In those days, learning guitar was about buying actual chord books and learning riffs from the older kids in the neighborhood. But this is the brave new digital age, of course, and things are different now.
To wit: The hybrid instructional/recreational game “Rocksmith 2014” ($79.99, rated T), which is designed to turn your PlayStation 3 or Xbox 360 game console into an interactive guitar learning tool. A largely improved update to the 2011 original, “Rocksmith” combines a familiar rhythm game interface with a wide array of tutorials for various skill levels.
Pros and cons
The principal hook, as it were, is that with “Rocksmith” you can plug your electric guitar or bass directly into your PS3, X360 or PC/Mac, by way of the included USB adapter cable. The standard quarter-inch plug on the business end of the cable fits the output jack on virtually any electric guitar or acoustic pickup rig.
That is to say, with “Rocksmith” you are playing an actual guitar as opposed one of those plastic peripheral toys of the initial “Guitar Hero” and “Rock Band” craze. The downside of this is that “Rocksmith” has some unavoidable technical problems.
Due to certain audio processing issues that I barely understand – and I’ve tried – “Rocksmith” has a huge audio lag issue if you’re using your TV speakers and the standard HDMI cable to connect to your game console. When you pluck or strum your guitar, the sound coming out of TV comes about a half-second later. This has to do with digital to analog conversion, but it any case, it renders “Rocksmith” almost entirely unusable, and it’s not something you’ll be alerted to on the back of the retail package.
The workaround isn’t all that onerous, but most players will need to pipe their console audio out through analog component cables (not included) to a separate speaker, amp or home theater system (also not included, not included and not included). You probably have the cables and speakers you need lying around (I did – old desktop PC speakers work fine), but it’s a drag to have to monkey with all this every time you want to dig into “Rocksmith.”

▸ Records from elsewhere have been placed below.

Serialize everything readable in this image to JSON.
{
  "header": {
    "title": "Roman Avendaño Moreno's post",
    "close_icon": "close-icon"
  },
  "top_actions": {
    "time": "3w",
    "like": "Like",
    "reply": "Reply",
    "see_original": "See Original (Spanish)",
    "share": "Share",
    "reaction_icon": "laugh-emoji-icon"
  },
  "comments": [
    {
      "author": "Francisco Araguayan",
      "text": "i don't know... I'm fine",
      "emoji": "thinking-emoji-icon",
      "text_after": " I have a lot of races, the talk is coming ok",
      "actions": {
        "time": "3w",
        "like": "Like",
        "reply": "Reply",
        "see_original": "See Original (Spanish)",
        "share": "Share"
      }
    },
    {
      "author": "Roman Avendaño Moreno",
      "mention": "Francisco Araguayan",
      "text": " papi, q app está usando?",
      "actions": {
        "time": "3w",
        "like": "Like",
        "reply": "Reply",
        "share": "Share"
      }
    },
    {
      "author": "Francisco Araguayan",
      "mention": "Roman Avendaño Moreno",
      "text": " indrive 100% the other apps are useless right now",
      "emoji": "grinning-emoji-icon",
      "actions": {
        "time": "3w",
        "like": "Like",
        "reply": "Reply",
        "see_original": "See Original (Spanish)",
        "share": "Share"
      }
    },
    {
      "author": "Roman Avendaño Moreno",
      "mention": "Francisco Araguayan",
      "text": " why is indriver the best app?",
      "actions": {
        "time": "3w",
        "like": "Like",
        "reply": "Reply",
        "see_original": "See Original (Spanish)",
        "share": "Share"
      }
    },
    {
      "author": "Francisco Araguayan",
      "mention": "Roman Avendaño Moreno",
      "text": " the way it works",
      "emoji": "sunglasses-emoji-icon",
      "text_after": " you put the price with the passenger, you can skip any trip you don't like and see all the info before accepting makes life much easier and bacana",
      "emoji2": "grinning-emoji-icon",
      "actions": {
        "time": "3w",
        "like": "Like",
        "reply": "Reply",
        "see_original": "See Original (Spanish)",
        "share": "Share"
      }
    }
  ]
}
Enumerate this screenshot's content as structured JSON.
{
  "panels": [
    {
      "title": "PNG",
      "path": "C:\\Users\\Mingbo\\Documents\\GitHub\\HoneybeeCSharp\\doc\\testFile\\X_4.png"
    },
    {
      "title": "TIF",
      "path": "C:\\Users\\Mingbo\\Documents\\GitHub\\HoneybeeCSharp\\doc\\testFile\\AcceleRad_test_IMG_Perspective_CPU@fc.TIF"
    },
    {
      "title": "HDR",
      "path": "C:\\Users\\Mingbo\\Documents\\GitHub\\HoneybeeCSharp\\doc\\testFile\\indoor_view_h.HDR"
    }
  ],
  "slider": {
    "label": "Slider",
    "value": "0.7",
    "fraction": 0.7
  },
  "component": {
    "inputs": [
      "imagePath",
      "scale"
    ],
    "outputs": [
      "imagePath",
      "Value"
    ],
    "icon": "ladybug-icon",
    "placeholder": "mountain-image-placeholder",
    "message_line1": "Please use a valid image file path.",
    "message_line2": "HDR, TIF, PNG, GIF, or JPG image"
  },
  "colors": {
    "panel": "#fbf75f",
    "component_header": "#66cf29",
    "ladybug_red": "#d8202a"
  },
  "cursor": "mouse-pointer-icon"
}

Great learning tool
And you will want to dig in, because the game’s generous package of instructional options provide an entirely new, and entirely efficient, way of learning guitar.
Returning players will find that the Rocksmith interface has been entirely overhauled. The “note highway” is the game’s primary learning tool, and it operates like a more detailed version of the scrolling notes prompts from the “Guitar Hero” games. Each note slides down with the proper fret number affixed along the six color-coded guitar strings.
This is how you learn your riffs and melodies, and it’s a good system once you get used to it. But older players who grew up on guitar tablature or traditional music notation will have to unlearn some habits.
One valuable new addition is the Riff Repeater function, which allows you to isolate troublesome passages in a given song, then slow them down and adjust the difficulty and speed of the riff. Experienced guitarists will find this helpful in certain instances. I found it helpful pretty much everywhere.
Lots of features
The game’s other features include an effects studio for tweaking distortion and reverb; a handful of arcade mini-games that make practicing more fun; a Session mode for jamming with a virtual band; and a series of tutorial videos especially usefully for newcomers learning basic technique.
The included song list features selections from the 1960s to 2013, across a spectrum of styles and difficulty levels. Double secret bonus tip: Stay away from those Rush songs until you’ve been practicing for several dozen years. Additional song bundles can be purchased online. “Rocksmith” also offers a retail version without the adapter cable for $59.99, or a guitar bundle with a Epiphone Les Paul Jr. guitar for $199.99.
The new “Rocksmith 2014” is a generous suite of learning tools for those serious about learning guitar who are willing to jerry-rig their game console audio setup to do it. More casual beginners are better off with a $20 used acoustic and some chord books.
New this week: The repackaged “Tomb Raider: Definitive Edition” updates last year’s blockbuster title for PS4 and Xbox One, with all DLC content, improved frame rate and some new next-gen console specs.